_ACTIVITY_:
Print the records below word for word, but leave out the pictures.

%%

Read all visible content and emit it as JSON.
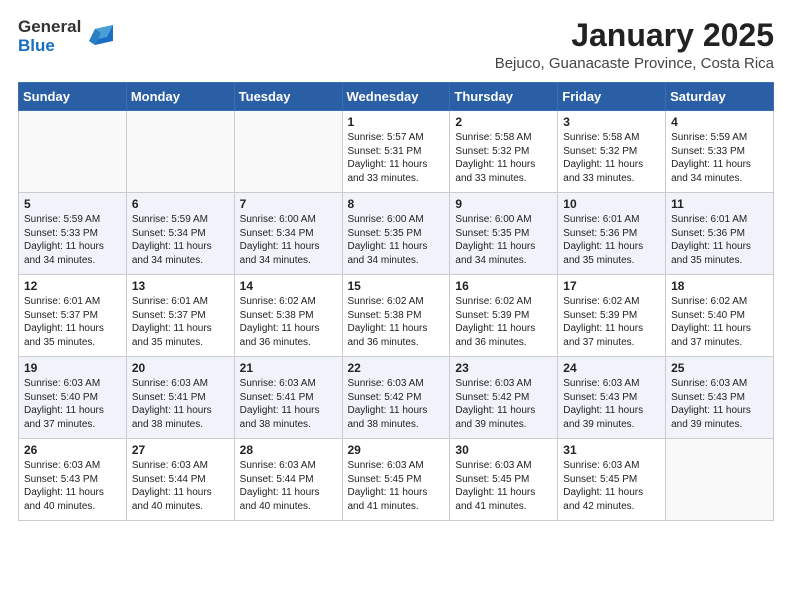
{
  "logo": {
    "general": "General",
    "blue": "Blue"
  },
  "title": "January 2025",
  "subtitle": "Bejuco, Guanacaste Province, Costa Rica",
  "days_of_week": [
    "Sunday",
    "Monday",
    "Tuesday",
    "Wednesday",
    "Thursday",
    "Friday",
    "Saturday"
  ],
  "weeks": [
    [
      {
        "day": "",
        "info": ""
      },
      {
        "day": "",
        "info": ""
      },
      {
        "day": "",
        "info": ""
      },
      {
        "day": "1",
        "info": "Sunrise: 5:57 AM\nSunset: 5:31 PM\nDaylight: 11 hours\nand 33 minutes."
      },
      {
        "day": "2",
        "info": "Sunrise: 5:58 AM\nSunset: 5:32 PM\nDaylight: 11 hours\nand 33 minutes."
      },
      {
        "day": "3",
        "info": "Sunrise: 5:58 AM\nSunset: 5:32 PM\nDaylight: 11 hours\nand 33 minutes."
      },
      {
        "day": "4",
        "info": "Sunrise: 5:59 AM\nSunset: 5:33 PM\nDaylight: 11 hours\nand 34 minutes."
      }
    ],
    [
      {
        "day": "5",
        "info": "Sunrise: 5:59 AM\nSunset: 5:33 PM\nDaylight: 11 hours\nand 34 minutes."
      },
      {
        "day": "6",
        "info": "Sunrise: 5:59 AM\nSunset: 5:34 PM\nDaylight: 11 hours\nand 34 minutes."
      },
      {
        "day": "7",
        "info": "Sunrise: 6:00 AM\nSunset: 5:34 PM\nDaylight: 11 hours\nand 34 minutes."
      },
      {
        "day": "8",
        "info": "Sunrise: 6:00 AM\nSunset: 5:35 PM\nDaylight: 11 hours\nand 34 minutes."
      },
      {
        "day": "9",
        "info": "Sunrise: 6:00 AM\nSunset: 5:35 PM\nDaylight: 11 hours\nand 34 minutes."
      },
      {
        "day": "10",
        "info": "Sunrise: 6:01 AM\nSunset: 5:36 PM\nDaylight: 11 hours\nand 35 minutes."
      },
      {
        "day": "11",
        "info": "Sunrise: 6:01 AM\nSunset: 5:36 PM\nDaylight: 11 hours\nand 35 minutes."
      }
    ],
    [
      {
        "day": "12",
        "info": "Sunrise: 6:01 AM\nSunset: 5:37 PM\nDaylight: 11 hours\nand 35 minutes."
      },
      {
        "day": "13",
        "info": "Sunrise: 6:01 AM\nSunset: 5:37 PM\nDaylight: 11 hours\nand 35 minutes."
      },
      {
        "day": "14",
        "info": "Sunrise: 6:02 AM\nSunset: 5:38 PM\nDaylight: 11 hours\nand 36 minutes."
      },
      {
        "day": "15",
        "info": "Sunrise: 6:02 AM\nSunset: 5:38 PM\nDaylight: 11 hours\nand 36 minutes."
      },
      {
        "day": "16",
        "info": "Sunrise: 6:02 AM\nSunset: 5:39 PM\nDaylight: 11 hours\nand 36 minutes."
      },
      {
        "day": "17",
        "info": "Sunrise: 6:02 AM\nSunset: 5:39 PM\nDaylight: 11 hours\nand 37 minutes."
      },
      {
        "day": "18",
        "info": "Sunrise: 6:02 AM\nSunset: 5:40 PM\nDaylight: 11 hours\nand 37 minutes."
      }
    ],
    [
      {
        "day": "19",
        "info": "Sunrise: 6:03 AM\nSunset: 5:40 PM\nDaylight: 11 hours\nand 37 minutes."
      },
      {
        "day": "20",
        "info": "Sunrise: 6:03 AM\nSunset: 5:41 PM\nDaylight: 11 hours\nand 38 minutes."
      },
      {
        "day": "21",
        "info": "Sunrise: 6:03 AM\nSunset: 5:41 PM\nDaylight: 11 hours\nand 38 minutes."
      },
      {
        "day": "22",
        "info": "Sunrise: 6:03 AM\nSunset: 5:42 PM\nDaylight: 11 hours\nand 38 minutes."
      },
      {
        "day": "23",
        "info": "Sunrise: 6:03 AM\nSunset: 5:42 PM\nDaylight: 11 hours\nand 39 minutes."
      },
      {
        "day": "24",
        "info": "Sunrise: 6:03 AM\nSunset: 5:43 PM\nDaylight: 11 hours\nand 39 minutes."
      },
      {
        "day": "25",
        "info": "Sunrise: 6:03 AM\nSunset: 5:43 PM\nDaylight: 11 hours\nand 39 minutes."
      }
    ],
    [
      {
        "day": "26",
        "info": "Sunrise: 6:03 AM\nSunset: 5:43 PM\nDaylight: 11 hours\nand 40 minutes."
      },
      {
        "day": "27",
        "info": "Sunrise: 6:03 AM\nSunset: 5:44 PM\nDaylight: 11 hours\nand 40 minutes."
      },
      {
        "day": "28",
        "info": "Sunrise: 6:03 AM\nSunset: 5:44 PM\nDaylight: 11 hours\nand 40 minutes."
      },
      {
        "day": "29",
        "info": "Sunrise: 6:03 AM\nSunset: 5:45 PM\nDaylight: 11 hours\nand 41 minutes."
      },
      {
        "day": "30",
        "info": "Sunrise: 6:03 AM\nSunset: 5:45 PM\nDaylight: 11 hours\nand 41 minutes."
      },
      {
        "day": "31",
        "info": "Sunrise: 6:03 AM\nSunset: 5:45 PM\nDaylight: 11 hours\nand 42 minutes."
      },
      {
        "day": "",
        "info": ""
      }
    ]
  ]
}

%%

_RESPONSE BELOW_:
Read all visible content and emit it as JSON.
{
  "logo": {
    "general": "General",
    "blue": "Blue"
  },
  "title": "January 2025",
  "subtitle": "Bejuco, Guanacaste Province, Costa Rica",
  "days_of_week": [
    "Sunday",
    "Monday",
    "Tuesday",
    "Wednesday",
    "Thursday",
    "Friday",
    "Saturday"
  ],
  "weeks": [
    [
      {
        "day": "",
        "info": ""
      },
      {
        "day": "",
        "info": ""
      },
      {
        "day": "",
        "info": ""
      },
      {
        "day": "1",
        "info": "Sunrise: 5:57 AM\nSunset: 5:31 PM\nDaylight: 11 hours\nand 33 minutes."
      },
      {
        "day": "2",
        "info": "Sunrise: 5:58 AM\nSunset: 5:32 PM\nDaylight: 11 hours\nand 33 minutes."
      },
      {
        "day": "3",
        "info": "Sunrise: 5:58 AM\nSunset: 5:32 PM\nDaylight: 11 hours\nand 33 minutes."
      },
      {
        "day": "4",
        "info": "Sunrise: 5:59 AM\nSunset: 5:33 PM\nDaylight: 11 hours\nand 34 minutes."
      }
    ],
    [
      {
        "day": "5",
        "info": "Sunrise: 5:59 AM\nSunset: 5:33 PM\nDaylight: 11 hours\nand 34 minutes."
      },
      {
        "day": "6",
        "info": "Sunrise: 5:59 AM\nSunset: 5:34 PM\nDaylight: 11 hours\nand 34 minutes."
      },
      {
        "day": "7",
        "info": "Sunrise: 6:00 AM\nSunset: 5:34 PM\nDaylight: 11 hours\nand 34 minutes."
      },
      {
        "day": "8",
        "info": "Sunrise: 6:00 AM\nSunset: 5:35 PM\nDaylight: 11 hours\nand 34 minutes."
      },
      {
        "day": "9",
        "info": "Sunrise: 6:00 AM\nSunset: 5:35 PM\nDaylight: 11 hours\nand 34 minutes."
      },
      {
        "day": "10",
        "info": "Sunrise: 6:01 AM\nSunset: 5:36 PM\nDaylight: 11 hours\nand 35 minutes."
      },
      {
        "day": "11",
        "info": "Sunrise: 6:01 AM\nSunset: 5:36 PM\nDaylight: 11 hours\nand 35 minutes."
      }
    ],
    [
      {
        "day": "12",
        "info": "Sunrise: 6:01 AM\nSunset: 5:37 PM\nDaylight: 11 hours\nand 35 minutes."
      },
      {
        "day": "13",
        "info": "Sunrise: 6:01 AM\nSunset: 5:37 PM\nDaylight: 11 hours\nand 35 minutes."
      },
      {
        "day": "14",
        "info": "Sunrise: 6:02 AM\nSunset: 5:38 PM\nDaylight: 11 hours\nand 36 minutes."
      },
      {
        "day": "15",
        "info": "Sunrise: 6:02 AM\nSunset: 5:38 PM\nDaylight: 11 hours\nand 36 minutes."
      },
      {
        "day": "16",
        "info": "Sunrise: 6:02 AM\nSunset: 5:39 PM\nDaylight: 11 hours\nand 36 minutes."
      },
      {
        "day": "17",
        "info": "Sunrise: 6:02 AM\nSunset: 5:39 PM\nDaylight: 11 hours\nand 37 minutes."
      },
      {
        "day": "18",
        "info": "Sunrise: 6:02 AM\nSunset: 5:40 PM\nDaylight: 11 hours\nand 37 minutes."
      }
    ],
    [
      {
        "day": "19",
        "info": "Sunrise: 6:03 AM\nSunset: 5:40 PM\nDaylight: 11 hours\nand 37 minutes."
      },
      {
        "day": "20",
        "info": "Sunrise: 6:03 AM\nSunset: 5:41 PM\nDaylight: 11 hours\nand 38 minutes."
      },
      {
        "day": "21",
        "info": "Sunrise: 6:03 AM\nSunset: 5:41 PM\nDaylight: 11 hours\nand 38 minutes."
      },
      {
        "day": "22",
        "info": "Sunrise: 6:03 AM\nSunset: 5:42 PM\nDaylight: 11 hours\nand 38 minutes."
      },
      {
        "day": "23",
        "info": "Sunrise: 6:03 AM\nSunset: 5:42 PM\nDaylight: 11 hours\nand 39 minutes."
      },
      {
        "day": "24",
        "info": "Sunrise: 6:03 AM\nSunset: 5:43 PM\nDaylight: 11 hours\nand 39 minutes."
      },
      {
        "day": "25",
        "info": "Sunrise: 6:03 AM\nSunset: 5:43 PM\nDaylight: 11 hours\nand 39 minutes."
      }
    ],
    [
      {
        "day": "26",
        "info": "Sunrise: 6:03 AM\nSunset: 5:43 PM\nDaylight: 11 hours\nand 40 minutes."
      },
      {
        "day": "27",
        "info": "Sunrise: 6:03 AM\nSunset: 5:44 PM\nDaylight: 11 hours\nand 40 minutes."
      },
      {
        "day": "28",
        "info": "Sunrise: 6:03 AM\nSunset: 5:44 PM\nDaylight: 11 hours\nand 40 minutes."
      },
      {
        "day": "29",
        "info": "Sunrise: 6:03 AM\nSunset: 5:45 PM\nDaylight: 11 hours\nand 41 minutes."
      },
      {
        "day": "30",
        "info": "Sunrise: 6:03 AM\nSunset: 5:45 PM\nDaylight: 11 hours\nand 41 minutes."
      },
      {
        "day": "31",
        "info": "Sunrise: 6:03 AM\nSunset: 5:45 PM\nDaylight: 11 hours\nand 42 minutes."
      },
      {
        "day": "",
        "info": ""
      }
    ]
  ]
}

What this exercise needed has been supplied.